> WHAT YOU WILL DO
For each line in the data below that holds "desc", return a copy.

Items from an interface collection
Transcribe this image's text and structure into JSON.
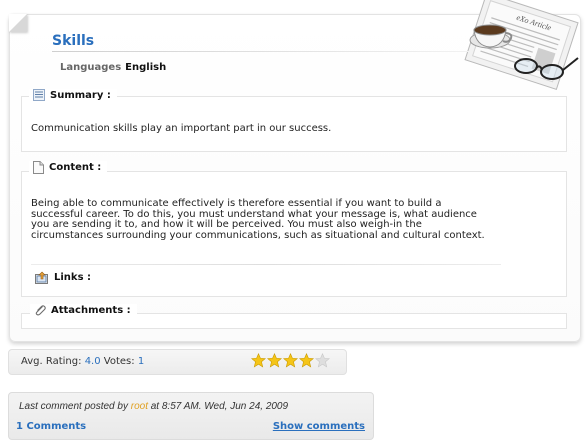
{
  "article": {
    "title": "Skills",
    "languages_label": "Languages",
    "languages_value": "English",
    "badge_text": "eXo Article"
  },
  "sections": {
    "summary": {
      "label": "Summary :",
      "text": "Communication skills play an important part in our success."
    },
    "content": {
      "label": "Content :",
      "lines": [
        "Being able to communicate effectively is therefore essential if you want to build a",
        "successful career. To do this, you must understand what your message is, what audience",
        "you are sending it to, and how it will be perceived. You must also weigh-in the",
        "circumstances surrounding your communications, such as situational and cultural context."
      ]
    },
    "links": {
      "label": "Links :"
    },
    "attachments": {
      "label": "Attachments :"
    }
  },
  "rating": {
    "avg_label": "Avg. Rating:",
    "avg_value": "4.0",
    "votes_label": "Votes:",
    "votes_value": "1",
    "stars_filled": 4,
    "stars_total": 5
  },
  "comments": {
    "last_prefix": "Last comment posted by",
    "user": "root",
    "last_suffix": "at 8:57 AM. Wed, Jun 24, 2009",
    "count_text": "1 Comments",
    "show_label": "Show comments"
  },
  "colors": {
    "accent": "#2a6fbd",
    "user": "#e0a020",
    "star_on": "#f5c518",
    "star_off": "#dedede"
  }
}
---
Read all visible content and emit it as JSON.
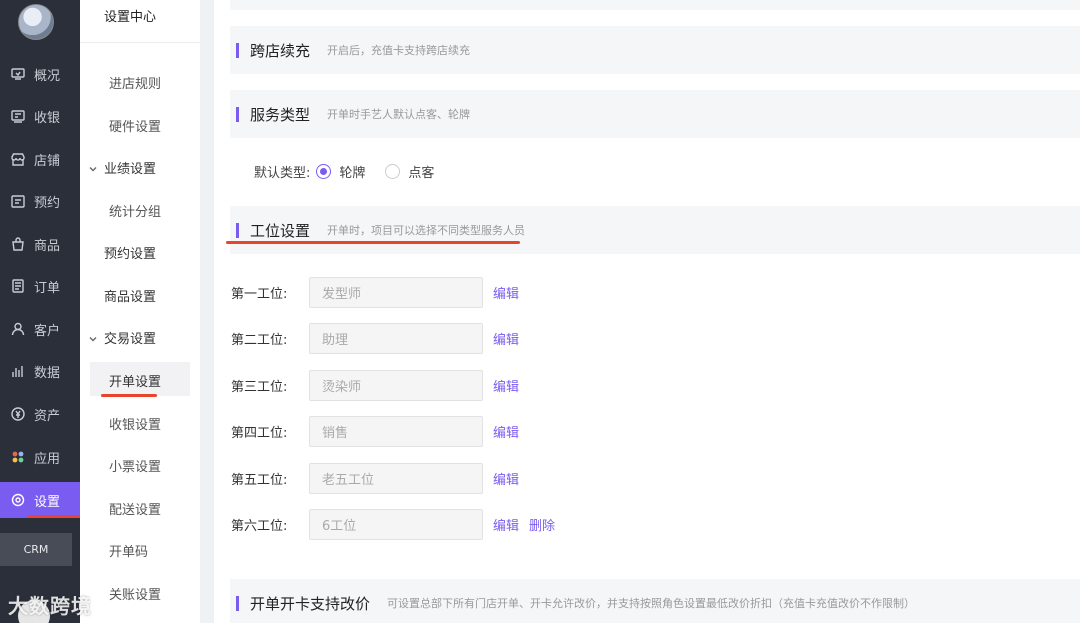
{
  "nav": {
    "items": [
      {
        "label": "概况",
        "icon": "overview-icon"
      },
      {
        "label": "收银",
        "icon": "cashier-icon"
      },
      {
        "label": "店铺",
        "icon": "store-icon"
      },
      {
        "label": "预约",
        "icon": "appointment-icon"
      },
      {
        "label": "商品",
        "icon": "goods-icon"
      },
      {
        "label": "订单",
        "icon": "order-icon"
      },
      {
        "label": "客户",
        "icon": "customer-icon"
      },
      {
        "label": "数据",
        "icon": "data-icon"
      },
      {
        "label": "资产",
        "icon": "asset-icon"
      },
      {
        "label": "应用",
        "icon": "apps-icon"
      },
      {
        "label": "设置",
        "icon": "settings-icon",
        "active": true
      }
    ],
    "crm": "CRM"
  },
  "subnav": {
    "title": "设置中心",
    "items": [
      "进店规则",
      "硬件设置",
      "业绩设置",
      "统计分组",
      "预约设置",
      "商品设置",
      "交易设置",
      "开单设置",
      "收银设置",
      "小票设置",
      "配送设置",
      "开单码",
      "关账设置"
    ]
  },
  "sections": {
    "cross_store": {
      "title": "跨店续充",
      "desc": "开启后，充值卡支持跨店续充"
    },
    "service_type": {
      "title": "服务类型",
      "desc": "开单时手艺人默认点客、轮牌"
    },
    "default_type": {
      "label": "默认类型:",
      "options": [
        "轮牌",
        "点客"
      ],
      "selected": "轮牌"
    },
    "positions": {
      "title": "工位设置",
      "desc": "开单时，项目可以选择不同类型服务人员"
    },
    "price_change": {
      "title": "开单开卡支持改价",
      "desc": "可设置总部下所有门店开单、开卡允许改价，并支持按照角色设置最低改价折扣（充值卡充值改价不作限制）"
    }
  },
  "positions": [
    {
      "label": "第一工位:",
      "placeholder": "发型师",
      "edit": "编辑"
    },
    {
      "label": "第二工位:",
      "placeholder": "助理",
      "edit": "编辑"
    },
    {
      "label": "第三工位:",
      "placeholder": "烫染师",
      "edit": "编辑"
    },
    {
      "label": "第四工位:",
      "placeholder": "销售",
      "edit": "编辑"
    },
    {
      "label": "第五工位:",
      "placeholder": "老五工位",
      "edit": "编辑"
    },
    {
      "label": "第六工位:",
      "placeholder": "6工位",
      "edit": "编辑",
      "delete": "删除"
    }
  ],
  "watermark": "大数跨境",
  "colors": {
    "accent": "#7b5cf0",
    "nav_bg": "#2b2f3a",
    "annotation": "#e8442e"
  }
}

> SOLUTION TO THIS TASK
      "desc": "开启后，充值卡支持跨店续充"
      "desc": "开单时手艺人默认点客、轮牌"
      "desc": "开单时，项目可以选择不同类型服务人员"
      "desc": "可设置总部下所有门店开单、开卡允许改价，并支持按照角色设置最低改价折扣（充值卡充值改价不作限制）"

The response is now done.